The Queen and Scotland
Queen Victoria liked the Scottish Highlands so much that she and her husband Prince Albert bought Balmoral Castle in 1848. They spent summers there, and this made Highland Scotland fashionable.
Travel companies ran trips to the Highlands. What attracted these first tourists were the 'unspoilt' mountains, glens and lochs. There were no smoky factory towns to spoil the view.
The reason the Highlands looked unspoilt and empty was that most people who once lived there had been forced out by the Highland Clearances.
Shooting and fishing
Some rich landowners used their Highland estates for hunting. They invited friends to 'stalk' deer and to shoot 'game birds' such as pheasant and grouse.
Gamekeepers chased away poachers, and killed 'vermin' such as foxes, hawks and eagles. Parties of rich people stayed in big country houses for shooting holidays, Fishing for trout and salmon also became a popular sport.
Highland ghillies were men with expert knowledge of the countryside. Their job was to guide visitors who came to shoot and fish.

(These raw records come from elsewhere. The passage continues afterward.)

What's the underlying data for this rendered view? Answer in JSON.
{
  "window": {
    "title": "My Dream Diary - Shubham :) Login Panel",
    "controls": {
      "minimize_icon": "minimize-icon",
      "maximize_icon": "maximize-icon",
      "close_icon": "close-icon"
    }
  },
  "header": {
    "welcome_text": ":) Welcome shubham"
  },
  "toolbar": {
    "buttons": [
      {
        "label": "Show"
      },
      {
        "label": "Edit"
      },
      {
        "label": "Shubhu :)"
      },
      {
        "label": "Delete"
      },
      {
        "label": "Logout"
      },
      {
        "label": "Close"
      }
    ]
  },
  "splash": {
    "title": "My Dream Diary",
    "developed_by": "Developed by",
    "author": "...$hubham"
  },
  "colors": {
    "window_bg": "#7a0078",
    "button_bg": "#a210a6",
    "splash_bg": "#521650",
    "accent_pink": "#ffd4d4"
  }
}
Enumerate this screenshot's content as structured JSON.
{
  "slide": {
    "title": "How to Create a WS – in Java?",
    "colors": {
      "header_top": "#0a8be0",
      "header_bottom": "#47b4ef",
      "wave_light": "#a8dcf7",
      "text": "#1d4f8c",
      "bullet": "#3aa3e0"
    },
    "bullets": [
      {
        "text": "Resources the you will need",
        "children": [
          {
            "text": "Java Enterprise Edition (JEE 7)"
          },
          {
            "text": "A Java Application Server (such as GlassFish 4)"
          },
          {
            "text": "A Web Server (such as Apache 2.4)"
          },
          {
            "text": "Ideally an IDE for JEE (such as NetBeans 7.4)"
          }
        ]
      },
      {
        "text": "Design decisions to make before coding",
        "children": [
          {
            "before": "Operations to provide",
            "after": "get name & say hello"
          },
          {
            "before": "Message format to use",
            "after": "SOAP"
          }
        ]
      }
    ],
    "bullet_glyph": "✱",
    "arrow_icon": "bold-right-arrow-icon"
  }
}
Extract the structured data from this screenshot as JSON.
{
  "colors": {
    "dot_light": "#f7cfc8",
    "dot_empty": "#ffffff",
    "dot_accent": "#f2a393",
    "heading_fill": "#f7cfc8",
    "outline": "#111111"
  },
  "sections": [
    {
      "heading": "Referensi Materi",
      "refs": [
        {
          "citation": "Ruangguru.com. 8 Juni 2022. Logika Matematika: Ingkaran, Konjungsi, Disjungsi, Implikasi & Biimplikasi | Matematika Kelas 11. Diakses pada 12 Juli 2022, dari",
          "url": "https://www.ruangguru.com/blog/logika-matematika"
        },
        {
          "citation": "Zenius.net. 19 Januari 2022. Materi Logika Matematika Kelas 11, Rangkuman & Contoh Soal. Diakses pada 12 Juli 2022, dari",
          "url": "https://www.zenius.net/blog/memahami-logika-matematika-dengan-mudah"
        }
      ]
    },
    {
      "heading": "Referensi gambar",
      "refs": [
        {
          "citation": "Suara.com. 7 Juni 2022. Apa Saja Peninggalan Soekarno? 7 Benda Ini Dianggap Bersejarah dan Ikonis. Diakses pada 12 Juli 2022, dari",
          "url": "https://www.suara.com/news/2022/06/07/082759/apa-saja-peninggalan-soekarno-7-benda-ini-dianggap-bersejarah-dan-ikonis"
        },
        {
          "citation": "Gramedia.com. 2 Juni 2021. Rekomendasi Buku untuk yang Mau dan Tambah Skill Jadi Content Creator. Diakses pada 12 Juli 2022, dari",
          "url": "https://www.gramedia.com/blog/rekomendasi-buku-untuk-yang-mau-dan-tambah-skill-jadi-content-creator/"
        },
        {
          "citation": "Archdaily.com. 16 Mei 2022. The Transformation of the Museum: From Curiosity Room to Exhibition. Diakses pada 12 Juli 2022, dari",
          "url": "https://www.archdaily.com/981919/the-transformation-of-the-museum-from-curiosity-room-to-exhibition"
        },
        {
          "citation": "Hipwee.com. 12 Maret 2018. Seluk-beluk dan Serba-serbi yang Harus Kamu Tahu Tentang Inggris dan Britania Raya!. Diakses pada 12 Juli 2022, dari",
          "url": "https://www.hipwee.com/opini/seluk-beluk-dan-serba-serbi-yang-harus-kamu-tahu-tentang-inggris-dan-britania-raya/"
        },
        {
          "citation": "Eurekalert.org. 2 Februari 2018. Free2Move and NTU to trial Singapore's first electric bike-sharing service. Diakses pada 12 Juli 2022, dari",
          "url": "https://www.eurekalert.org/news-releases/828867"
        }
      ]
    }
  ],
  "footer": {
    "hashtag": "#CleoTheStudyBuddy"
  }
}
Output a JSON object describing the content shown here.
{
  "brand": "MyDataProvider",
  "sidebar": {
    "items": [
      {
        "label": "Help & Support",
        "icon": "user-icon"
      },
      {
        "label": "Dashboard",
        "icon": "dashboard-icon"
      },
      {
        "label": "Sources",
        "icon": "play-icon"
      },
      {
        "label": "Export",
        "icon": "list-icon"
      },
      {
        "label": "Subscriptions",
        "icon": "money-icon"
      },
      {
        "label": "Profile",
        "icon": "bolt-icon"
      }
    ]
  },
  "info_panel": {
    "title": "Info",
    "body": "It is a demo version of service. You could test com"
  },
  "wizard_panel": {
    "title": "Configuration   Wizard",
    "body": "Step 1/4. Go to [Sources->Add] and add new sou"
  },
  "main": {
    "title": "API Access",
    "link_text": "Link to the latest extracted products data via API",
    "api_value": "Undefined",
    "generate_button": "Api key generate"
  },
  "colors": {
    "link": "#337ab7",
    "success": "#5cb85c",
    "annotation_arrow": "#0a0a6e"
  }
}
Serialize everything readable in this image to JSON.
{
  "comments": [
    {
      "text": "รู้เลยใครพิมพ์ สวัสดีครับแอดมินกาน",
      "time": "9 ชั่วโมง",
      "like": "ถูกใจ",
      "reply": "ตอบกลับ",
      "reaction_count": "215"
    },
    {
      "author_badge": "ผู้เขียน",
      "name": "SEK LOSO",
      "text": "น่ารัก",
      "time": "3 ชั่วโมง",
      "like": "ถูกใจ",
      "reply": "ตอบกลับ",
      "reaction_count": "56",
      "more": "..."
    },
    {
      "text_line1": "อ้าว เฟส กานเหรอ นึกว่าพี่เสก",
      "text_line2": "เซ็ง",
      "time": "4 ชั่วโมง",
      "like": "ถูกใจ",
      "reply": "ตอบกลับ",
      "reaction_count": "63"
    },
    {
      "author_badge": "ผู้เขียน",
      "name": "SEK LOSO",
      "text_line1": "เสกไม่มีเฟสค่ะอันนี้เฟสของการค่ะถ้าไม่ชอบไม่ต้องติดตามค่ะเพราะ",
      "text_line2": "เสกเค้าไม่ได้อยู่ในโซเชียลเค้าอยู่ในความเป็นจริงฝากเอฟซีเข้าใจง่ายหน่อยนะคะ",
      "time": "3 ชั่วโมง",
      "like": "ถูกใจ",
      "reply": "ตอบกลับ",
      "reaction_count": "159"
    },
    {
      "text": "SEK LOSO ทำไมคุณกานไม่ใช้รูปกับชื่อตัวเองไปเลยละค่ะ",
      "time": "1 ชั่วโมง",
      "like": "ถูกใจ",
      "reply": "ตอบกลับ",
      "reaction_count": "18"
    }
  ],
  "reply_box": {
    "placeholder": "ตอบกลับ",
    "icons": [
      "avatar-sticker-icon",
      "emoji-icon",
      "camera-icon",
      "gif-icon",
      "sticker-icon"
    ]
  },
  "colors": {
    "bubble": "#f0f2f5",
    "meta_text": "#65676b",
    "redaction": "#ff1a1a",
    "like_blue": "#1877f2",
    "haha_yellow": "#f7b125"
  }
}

In Victorian times, Britain was the world's leading shipbuilder and had the biggest fleet of ships. Scotland played an important part in this industry. As early as 1812 the steamship Comet was built at Port Glasgow. In 1841 Robert Napier started the Fairfield shipyard at Govan on the River Clyde. It grew to be the biggest shipyard in Scotland.
By 1850, Glasgow and Dumbarton made half of all the iron steamships made in Britain. By the 1880s, steel was replacing iron, just as iron ships had replaced wooden ships. Thousands of men worked in the shipyards of the Clyde, and also at Dundee, Leith and Aberdeen.
Coal Mining in Scotland
Mining for coal was an important industry in Victorian Scotland. Britain's factories used coal to drive steam engines. Steam trains and house fires also burned coal. British coal production rose from about 10 million tonnes in 1800 to about 225 million tonnes in 1900.
Scotland's main coal mining regions were Lanarkshire, Ayrshire, Fife and Lothian. The worst Scottish mine disaster was in 1877, when more than 230 miners at Blantyre Colliery were killed by an underground gas explosion.